Conducive Weather for Soybean Diseases Provides a Good Opportunity for Variety Evaluation
Wed, Aug 27, 2014
Symptoms of early dying caused by white mold
Early dying of soybean plants in the pod filling stage is being reported by farmers and Extension specialists in several states. Early dying can be caused by white mold (Sclerotinia stem rot), brown stem rot, sudden death syndrome, and Phytophthora stem rot. All these situations are caused by different soybean pathogens, and all can be managed with host resistance.
At this point in the season, there is nothing to spray to control these diseases. But it's important to diagnose the situation correctly. Make note of the variety – the weather this season has been very conducive for soybean diseases, so it's a particularly good year to get data on how your varieties are performing under disease pressure.
There are also harvesting, tillage, and crop rotation strategies that will help reduce spread and the risk of occurrence next season. See these latest bulletins from state soybean pathologists: White mold (Sclerotina stem rot) is here

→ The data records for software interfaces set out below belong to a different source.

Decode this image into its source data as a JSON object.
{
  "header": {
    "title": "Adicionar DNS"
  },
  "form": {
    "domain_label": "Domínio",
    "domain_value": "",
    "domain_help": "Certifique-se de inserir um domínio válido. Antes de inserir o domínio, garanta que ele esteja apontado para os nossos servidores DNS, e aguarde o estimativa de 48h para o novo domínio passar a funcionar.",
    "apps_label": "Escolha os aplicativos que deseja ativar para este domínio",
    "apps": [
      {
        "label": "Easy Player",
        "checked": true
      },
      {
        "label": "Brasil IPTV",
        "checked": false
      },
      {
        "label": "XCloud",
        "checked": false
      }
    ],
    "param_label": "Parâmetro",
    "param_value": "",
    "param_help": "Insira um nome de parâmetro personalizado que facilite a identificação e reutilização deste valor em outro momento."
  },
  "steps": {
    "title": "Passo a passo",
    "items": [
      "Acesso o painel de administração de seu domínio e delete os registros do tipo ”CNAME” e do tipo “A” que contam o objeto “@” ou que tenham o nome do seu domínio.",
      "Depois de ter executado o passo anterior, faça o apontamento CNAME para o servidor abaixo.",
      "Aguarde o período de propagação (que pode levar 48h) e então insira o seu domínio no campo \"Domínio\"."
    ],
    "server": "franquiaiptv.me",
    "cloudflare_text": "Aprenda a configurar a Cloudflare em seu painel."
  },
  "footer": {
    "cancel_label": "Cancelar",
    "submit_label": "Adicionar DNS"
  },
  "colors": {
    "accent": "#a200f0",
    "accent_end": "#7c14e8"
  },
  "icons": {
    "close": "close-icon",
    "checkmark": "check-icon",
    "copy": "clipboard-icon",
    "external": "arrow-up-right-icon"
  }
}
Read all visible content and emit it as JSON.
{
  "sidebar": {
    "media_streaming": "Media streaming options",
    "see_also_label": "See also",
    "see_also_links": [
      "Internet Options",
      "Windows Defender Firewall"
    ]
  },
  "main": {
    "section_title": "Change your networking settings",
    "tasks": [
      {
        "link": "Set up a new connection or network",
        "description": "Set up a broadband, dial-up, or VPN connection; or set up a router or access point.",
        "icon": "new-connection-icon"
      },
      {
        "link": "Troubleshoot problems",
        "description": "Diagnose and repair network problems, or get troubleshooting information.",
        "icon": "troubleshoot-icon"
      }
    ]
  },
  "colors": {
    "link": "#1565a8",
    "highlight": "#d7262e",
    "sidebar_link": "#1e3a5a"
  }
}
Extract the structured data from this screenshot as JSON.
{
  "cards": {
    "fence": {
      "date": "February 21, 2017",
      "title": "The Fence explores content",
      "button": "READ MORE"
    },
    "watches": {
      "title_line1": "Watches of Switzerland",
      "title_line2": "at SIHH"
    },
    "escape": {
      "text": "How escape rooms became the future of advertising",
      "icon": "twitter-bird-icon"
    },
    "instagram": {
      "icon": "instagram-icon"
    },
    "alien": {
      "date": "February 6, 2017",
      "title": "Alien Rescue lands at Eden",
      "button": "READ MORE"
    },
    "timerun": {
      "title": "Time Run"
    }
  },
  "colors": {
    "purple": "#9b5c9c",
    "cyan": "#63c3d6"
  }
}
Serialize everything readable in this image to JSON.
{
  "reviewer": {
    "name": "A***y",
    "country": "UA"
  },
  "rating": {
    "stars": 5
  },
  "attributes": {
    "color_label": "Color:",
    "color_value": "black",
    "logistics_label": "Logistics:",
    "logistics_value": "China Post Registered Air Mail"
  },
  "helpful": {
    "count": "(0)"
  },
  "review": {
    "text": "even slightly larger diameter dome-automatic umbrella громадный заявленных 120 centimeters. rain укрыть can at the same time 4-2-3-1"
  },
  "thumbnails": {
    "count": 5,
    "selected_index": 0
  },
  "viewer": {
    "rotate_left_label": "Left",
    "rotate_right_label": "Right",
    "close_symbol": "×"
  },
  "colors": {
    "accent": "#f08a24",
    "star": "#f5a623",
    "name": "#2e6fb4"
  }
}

. Anne Dorrance, Ohio State University Destructive diseases of soybean – sudden death syndrome and white mold – observed in the state.
Carl Bradley, University of IllinoisBe on the Lookout for Brown Stem Rot in Soybean.
Daren Mueller, Iowa State UniversityDo you know your stem rots?
Anne Dorrance, Ohio State University
Soybean Producers Learn About Soybean Aphid Research at Regional Field Day
Fri, Aug 22, 2014
Over 50 participants attended a regional capstone event on an Iowa State University demonstration farm near Ames, Iowa. The event showcased soybean aphid research from a three-year NCSRP-funded research and extension grant.
The research showcased at this field day was a collaborative effort from university researchers at 11 different universities in the North Central region. Eighteen soybean aphid researchers were present to discuss their research and answer questions. Read the full article
Palmer Amaranth Work Making a Difference
Tue, Aug 12, 2014
A Muscatine County farmer’s determination to eradicate a relatively new yield-robbing weed in Iowa is inspiring others to do the same.
Roger Hargrafen discovered Palmer Amaranth — a tough herbicide resistant weed native to the southwest United States capable of decimating row crops — in a 5-acre section of a soybean field last September. Since then, he’s diligently worked to get rid of the weed and helped spread the word why that’s important and how to do it.
ISU weed and agronomy experts believe Hargrafen’s actions are making a difference. Steps taken include not harvesting the affected area, planting cover crops, intensive management such as scouting and hand weeding, participating in a herbicide trial and using herbicides with effective, multiple modes of action, thoroughly cleaning equipment and more. Read the full article